On tour, Tiësto is relentless. In March he performed in El Salvador, Guatemala, Peru and Argentina on consecutive nights. The week prior to Ultra he was on stage in Abu Dhabi in the United Arab Emirates, and two nights later in Utrecht, the Netherlands, about an hour from Breda, his birthplace. After leaving Miami, he performed on Saturday at the Taj Mahal in Atlantic City, N.J., and he’s booked at U.S. venues every night this week.
“When I tour, I tour hard,” he said. “On some airlines, I’m platinum for life. But now I use a private jet. It makes a big difference. Otherwise, I couldn’t do it.”
Now 42 years old, Tiësto has been performing since the mid 1980s, spinning prerecorded music and creating mixes in clubs. A classically trained pianist, he began releasing his own dance recordings in the early ’90s. “There was no money to be made back then,” he said. “It was to travel the world, to be relevant.” His philosophy is basic: “You must as well enjoy your life. If you can make your hobby a job, you’re in good shape.”
On the basis of his remix albums and his marathon shows—a six-hour solo set was a habit for Tiësto for a while—the British monthly dance publication DJ magazine named him the world’s top DJ for three consecutive years beginning in 2002. (DJ Magazine is now published in 11 languages, including Chinese.) In 2004, Tiësto provided the music for the Parade of Nations during the opening ceremony of the Summer Olympics in Athens, Greece, thus introducing his music to a world-wide television audience. Three years later, he played Coachella’s main stage, which is usually reserved for A-list rock stars.

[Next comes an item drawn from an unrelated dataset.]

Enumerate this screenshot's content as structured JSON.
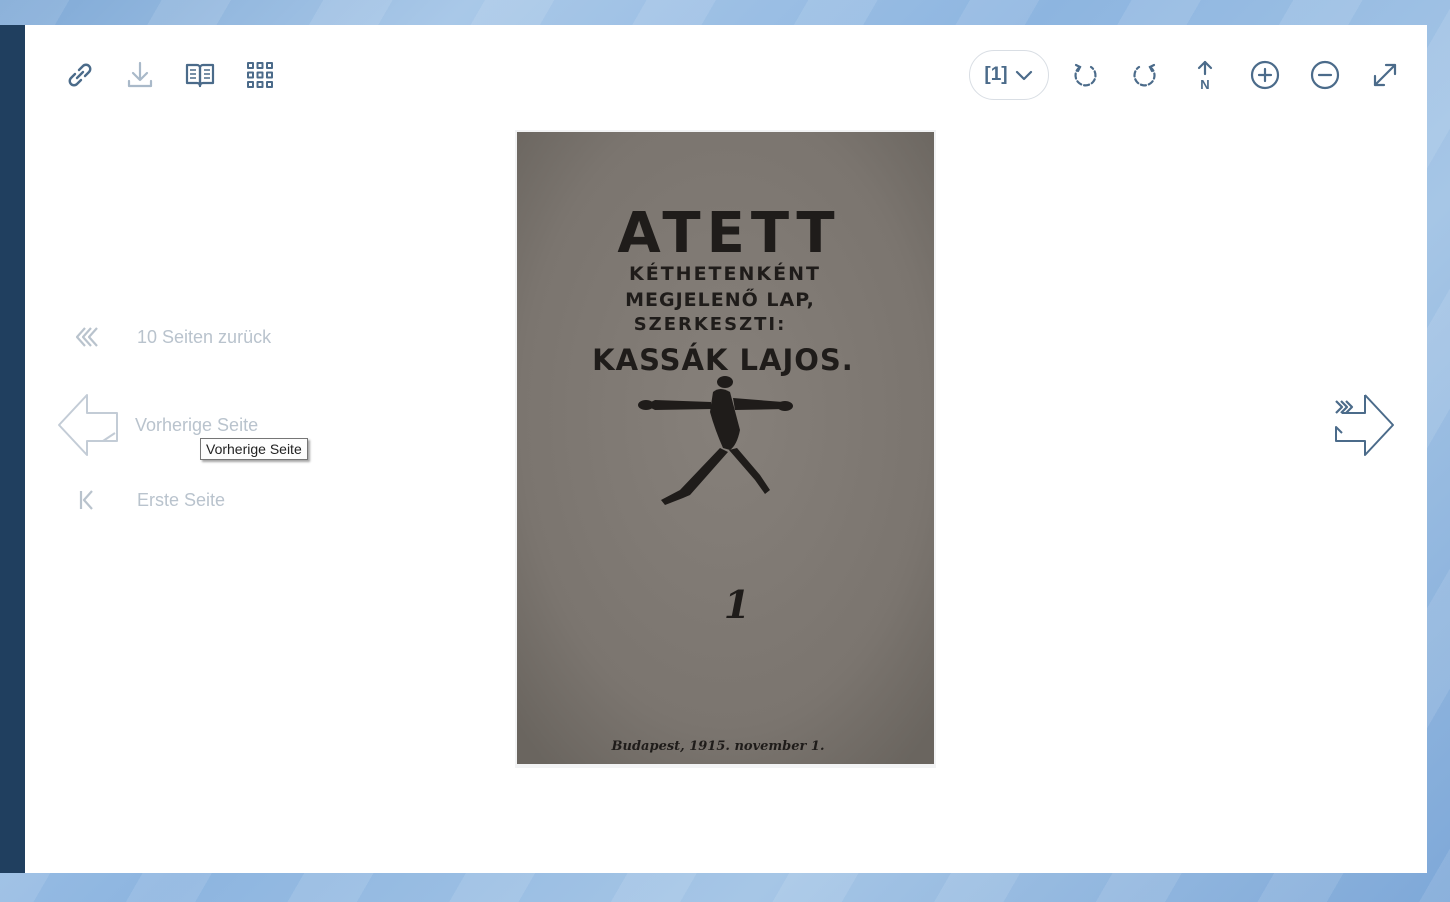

Tiësto’s most recent original music blurs the line between electronic dance music and pop. His 2009 album, “Kaleidoscope,” mixes in midtempo ballads and features vocalists Nelly Furtado, Emily Haines, Jónsi of Sigur Rós and indie rockers Tegan and Sara. “‘Kaleidoscope’ was a shock,” Tiësto said. “It took a while for people to get used to it. It’s been a great transition for me.” If his longtime fans feared Tiësto was abandoning them for a wider audience, they’ll be placated by his new mix compilation, “Club Life, Vol. 1—Las Vegas,” out April 5.

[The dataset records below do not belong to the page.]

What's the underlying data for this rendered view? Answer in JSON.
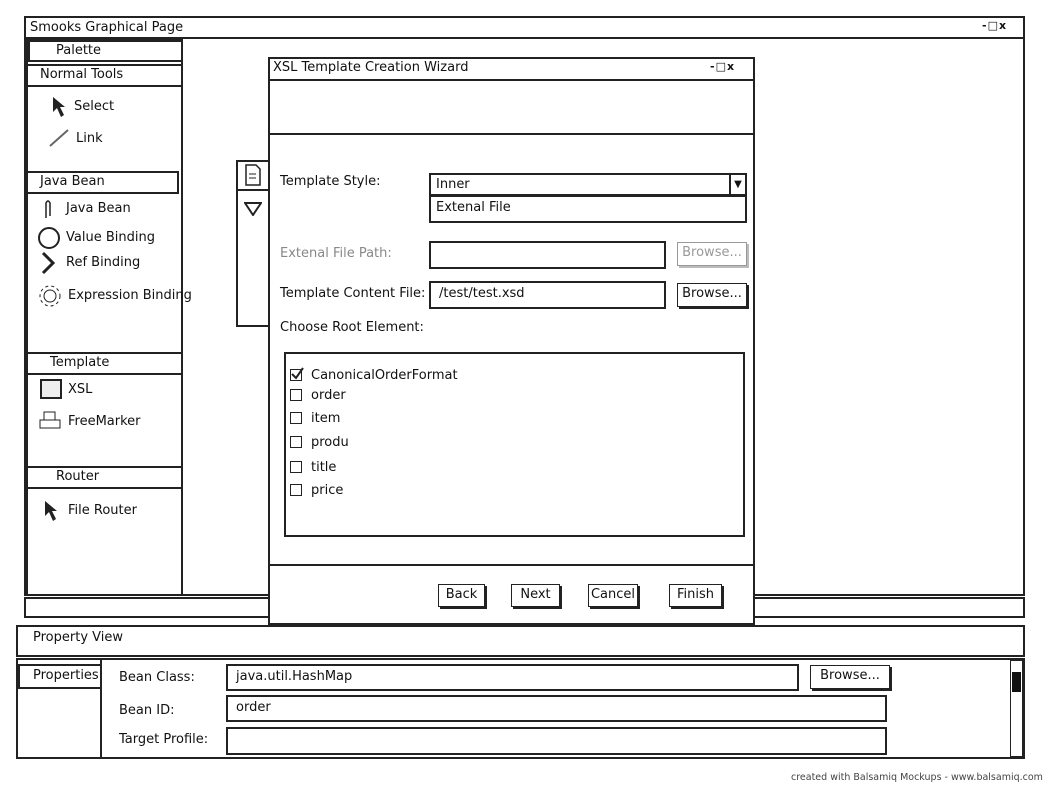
{
  "window": {
    "title": "Smooks Graphical Page",
    "controls": "-□x"
  },
  "palette": {
    "title": "Palette",
    "groups": [
      {
        "label": "Normal Tools",
        "items": [
          {
            "label": "Select",
            "icon": "arrow-cursor-icon"
          },
          {
            "label": "Link",
            "icon": "line-icon"
          }
        ]
      },
      {
        "label": "Java Bean",
        "items": [
          {
            "label": "Java Bean",
            "icon": "paperclip-icon"
          },
          {
            "label": "Value Binding",
            "icon": "circle-icon"
          },
          {
            "label": "Ref Binding",
            "icon": "chevron-right-icon"
          },
          {
            "label": "Expression Binding",
            "icon": "gear-icon"
          }
        ]
      },
      {
        "label": "Template",
        "items": [
          {
            "label": "XSL",
            "icon": "rss-icon"
          },
          {
            "label": "FreeMarker",
            "icon": "printer-icon"
          }
        ]
      },
      {
        "label": "Router",
        "items": [
          {
            "label": "File Router",
            "icon": "arrow-cursor-icon"
          }
        ]
      }
    ]
  },
  "property_view": {
    "title": "Property View",
    "tab": "Properties",
    "fields": [
      {
        "label": "Bean Class:",
        "value": "java.util.HashMap"
      },
      {
        "label": "Bean ID:",
        "value": "order"
      },
      {
        "label": "Target Profile:",
        "value": ""
      }
    ],
    "browse_label": "Browse..."
  },
  "dialog": {
    "title": "XSL Template Creation Wizard",
    "controls": "-□x",
    "template_style_label": "Template Style:",
    "template_style_value": "Inner",
    "template_style_options": [
      "Extenal File"
    ],
    "external_path_label": "Extenal File Path:",
    "external_path_value": "",
    "content_file_label": "Template Content File:",
    "content_file_value": "/test/test.xsd",
    "browse_label": "Browse...",
    "root_label": "Choose Root Element:",
    "root_items": [
      {
        "label": "CanonicalOrderFormat",
        "checked": true
      },
      {
        "label": "order",
        "checked": false
      },
      {
        "label": "item",
        "checked": false
      },
      {
        "label": "produ",
        "checked": false
      },
      {
        "label": "title",
        "checked": false
      },
      {
        "label": "price",
        "checked": false
      }
    ],
    "buttons": {
      "back": "Back",
      "next": "Next",
      "cancel": "Cancel",
      "finish": "Finish"
    }
  },
  "credit": "created with Balsamiq Mockups - www.balsamiq.com"
}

The lineup here at Bicentennial Park also hinted at a common audience for electronic-dance and pop acts: Sharing the bill with superstar DJ-producers Carl Cox, the Chemical Brothers, Deadmau5 and David Guetta were !!!, Holy Ghost! and Cut Copy—disco revivalists that play live. But thus far the crossover seems more wishful than factual; the electronic-dance community, immune to traditional pop-music marketing, didn’t seem concerned by, or very interested in, the creeping presence of song-based pop. When Duran Duran performed on Friday night, more fans were gathered in a tent across the pitch for the relentless tracks of Loco Dice, a German DJ. At a smaller side venue dubbed the Live Stage, Holy Ghost! and !!! failed to draw substantial numbers to their daytime sets; Cut Copy, which appeared on NBC’s “Late Night With Jimmy Fallon” Friday, did much better during its Saturday after-sunset show. Perhaps the most successful live act here was Pendulum, an Australian group that mixed big electronic dance beats with industrial rock on the main stage. Hybrid, a quartet from Wales, augmented its electronica with a nine-piece string section.

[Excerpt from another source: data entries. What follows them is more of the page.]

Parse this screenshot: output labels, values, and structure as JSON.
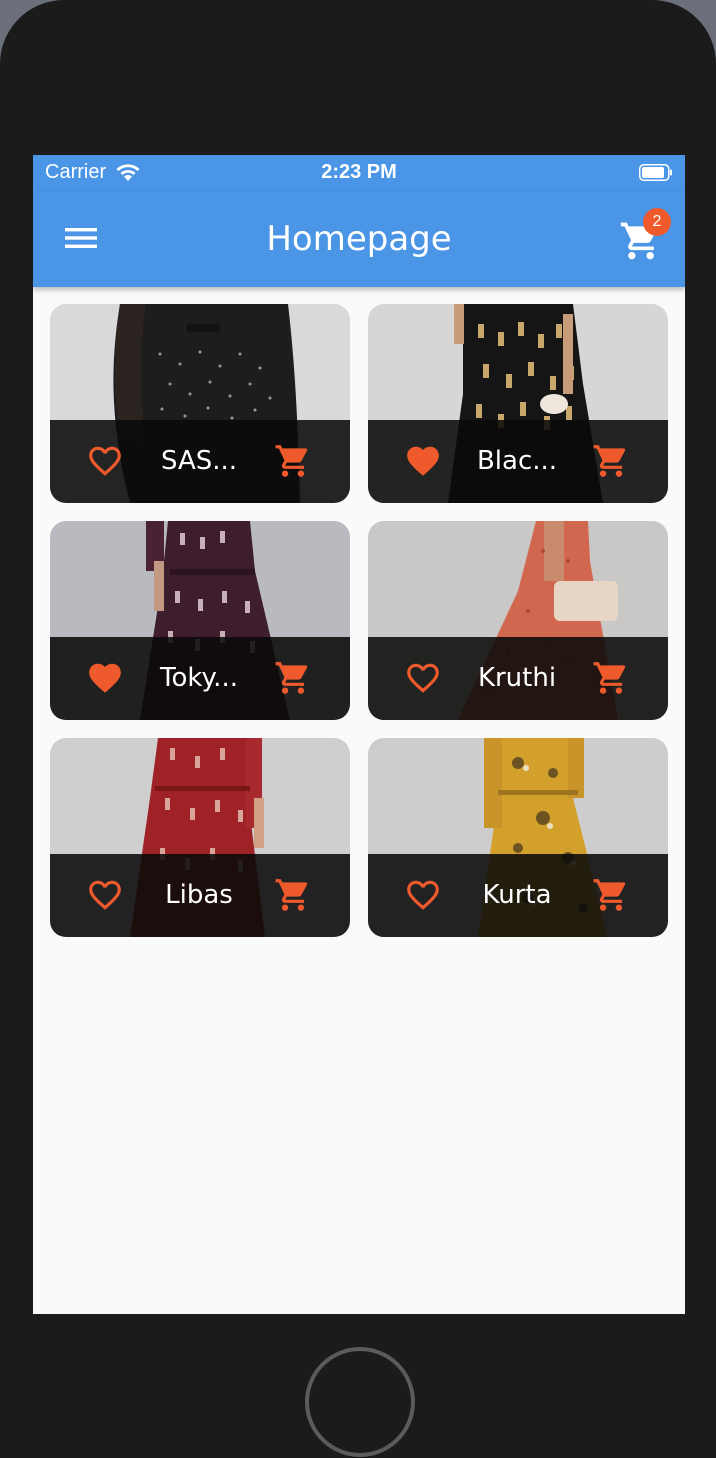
{
  "status_bar": {
    "carrier": "Carrier",
    "time": "2:23 PM"
  },
  "app_bar": {
    "title": "Homepage",
    "cart_count": "2"
  },
  "colors": {
    "primary": "#4a95e6",
    "accent": "#ee5a2c",
    "footer_overlay": "#0a0a0a"
  },
  "products": [
    {
      "name": "SAS...",
      "favorited": false,
      "photo": "dress-black-polka-dot"
    },
    {
      "name": "Blac...",
      "favorited": true,
      "photo": "dress-black-gold-print"
    },
    {
      "name": "Toky...",
      "favorited": true,
      "photo": "dress-purple-print"
    },
    {
      "name": "Kruthi",
      "favorited": false,
      "photo": "dress-coral-print"
    },
    {
      "name": "Libas",
      "favorited": false,
      "photo": "dress-red-print"
    },
    {
      "name": "Kurta",
      "favorited": false,
      "photo": "dress-mustard-floral"
    }
  ],
  "icons": {
    "menu": "menu-icon",
    "cart": "shopping-cart-icon",
    "favorite": "heart-icon",
    "wifi": "wifi-icon",
    "battery": "battery-icon"
  }
}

As for Tiësto—or “The Biggest DJ in the World,” as he was introduced to a vast, rapturous crowd—during his 90-minute set he remixed on the fly big-beat tracks from “Club Life” and sprinkled in pop-flavored tunes from “Kaleidoscope.” Whereas the following night’s headliner, Deadmau5, whipped up the audience with percussion, Tiësto featured songs like “Escape Me” with the Fergie-like prerecorded voice of C.C. Sheffield. He offered his gleeful music in long, seamless portions, bringing the complex, layered sound down to almost zero before he heated it up again. Perched on a riser with his mixing equipment, he wore the same contented expression he had a night earlier when he spun for about 100 fans at an Armani Exchange store on South Beach’s Collins Avenue.
“Good evening, Ultra,” he said an hour into his festival set. “I’m Tiësto.” His toothy smile revealed his satisfaction as his electronic dance-pop blend pulsed and the bouncing, dancing mass reflected the music’s joy.